Recently I saw one that really stuck out. It was a piece on an animal shelter that was having financial problems and needed money. We saw the building. There was a shot of an empty cage. Stacks of pet food. Several sound bites with people who worked at the shelter, talking about the need for cash to keep the homeless pets alive.
Should have been a touching story. Should have made me open my checkbook and send the shelter a few bucks.
But a key element was missing.
Did I ever see a shot of a cat? Nope. A puppy looking at the camera with sad eyes? Fuhgeddaboudit.
Incredible, a package about animals that didn't show a single animal. I guess the viewers were supposed to close their eyes and imagine Fluffy and Fido waiting for new homes.
In this case, a well done package should have tugged at the hearts of viewers. The reporter could have injected emotion with both words and b-roll. Maybe had a follow-up when bushels of cash rolled in.
Instead it was another story that missed the obvious.
I actually see a lot of these. The main focus of the story is nowhere to be found. Oh, it's talked about with sound bites and voiceovers, but never seen, like a monster in a M. Night Shyamalan movie. Stories about overcrowded classrooms show no kids. Stories about booming businesses show no customers. The viewers may as well be listening to the radio and creating a theater of the mind.
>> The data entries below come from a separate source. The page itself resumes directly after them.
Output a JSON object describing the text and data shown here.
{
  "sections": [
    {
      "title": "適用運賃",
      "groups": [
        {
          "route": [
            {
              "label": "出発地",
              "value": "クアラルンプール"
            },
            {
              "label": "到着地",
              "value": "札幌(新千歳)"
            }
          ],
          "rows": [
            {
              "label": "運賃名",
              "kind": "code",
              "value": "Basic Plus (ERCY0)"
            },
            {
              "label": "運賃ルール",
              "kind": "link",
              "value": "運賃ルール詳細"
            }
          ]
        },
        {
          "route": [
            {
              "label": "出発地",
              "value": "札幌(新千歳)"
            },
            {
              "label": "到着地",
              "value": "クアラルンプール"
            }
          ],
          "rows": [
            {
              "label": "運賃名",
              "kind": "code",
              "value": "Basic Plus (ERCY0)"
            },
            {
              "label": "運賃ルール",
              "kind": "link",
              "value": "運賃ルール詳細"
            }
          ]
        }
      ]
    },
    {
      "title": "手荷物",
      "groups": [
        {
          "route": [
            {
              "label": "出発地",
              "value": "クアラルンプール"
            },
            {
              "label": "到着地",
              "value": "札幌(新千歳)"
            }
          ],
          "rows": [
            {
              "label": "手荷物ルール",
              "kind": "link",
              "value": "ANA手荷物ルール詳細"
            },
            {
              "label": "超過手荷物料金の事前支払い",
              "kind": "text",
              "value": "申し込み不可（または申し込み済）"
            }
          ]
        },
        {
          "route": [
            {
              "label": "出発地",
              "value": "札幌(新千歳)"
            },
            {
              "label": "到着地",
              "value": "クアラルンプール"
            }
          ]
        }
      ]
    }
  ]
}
When you head out to a story, take a moment to think about the main topic. Then please, shoot some b-roll that actually shows what you're talking about. I shouldn't have to close my eyes and imagine it.
TVNEWSGRAPEVINE, copyright 2011 © Randy Tatano